I was met with a barrage of verbal abuse when I requested someone keep the required 2m distance away from me in a supermarket queue in Sainsbury’s yesterday.
I was generally very surprised about the lack of social distancing in the shop overall. Members of staff were too close together, they were too close to the general public, many people were milling around without awareness of those around them.
In fact, the situation felt so wrong to me that I did something that I have never done before in my life, and phoned the manager to complain. It felt irresponsible not to. As it feels irresponsible not to name and shame the shop in this post.
After a little reflection on the situation it struck me that between the angry member of the public, and the overall attitude of the shop, you have the two main paths that will lead us down a much darker path than one alternative that should be common sense but doesn’t seem to be right now for too many people.
Firstly we’ll deal with the anger. I’ve heard of other people having the same experience when asking others to move back a little, to give them both the required distance. It’s not as though the transmission only goes one way, I could have as easily passed the virus onto someone else as they could me… both are situations I would really rather avoid.
The data is very very clear. We are being led by science and we should not doubt or forget it for one moment – whether as a result of our own carelessness, selfishness, or ego – everyone must keep their distance.
If someone is getting too close to you tell them. Politely, firmly, and confidently. You are in the right and you should do so.
The second issue I felt that I had to deal with yesterday was a distinct lack of leadership and responsibility.

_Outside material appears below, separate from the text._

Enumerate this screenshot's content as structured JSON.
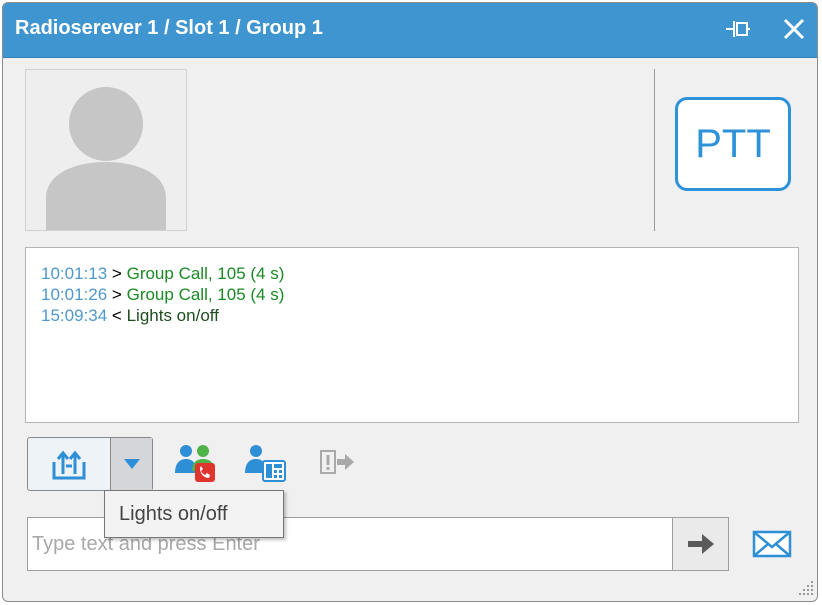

From the manager (who confirmed as much when I spoke with him) through to the staff on the tills, who was standing up and taking responsibility?
Who was controlling the flow of people and the number of people in and out of the store?
Who was standing up to those who may be senior to them in the workplace hierarchy and saying “NO that is not putting the safety of the public or the staff first”.
It appeared to me that absolutely no one was doing such a thing.
We cannot leave it to other people to lead us in this situation, we all need to be leaders, we all need to step up and keep ourselves and our own house and our immediate surroundings in order. If people around us – family, friends, parents, co-workers, bosses, bosses of bosses, etc, are not doing what they should be doing and ensuring their own safety and that of the safety around them, they must be told and it is up to all of us to step up and tell them.
We are not playing a game, the stakes are high, so high. I have a family member with Coronavirus, as I’m sure many of you do, or will do. Follow the guidelines, be safe, call people and businesses out when they are not keeping up their part of the deal and do not be afraid to upset or anger people in the process, you might just be saving their lives.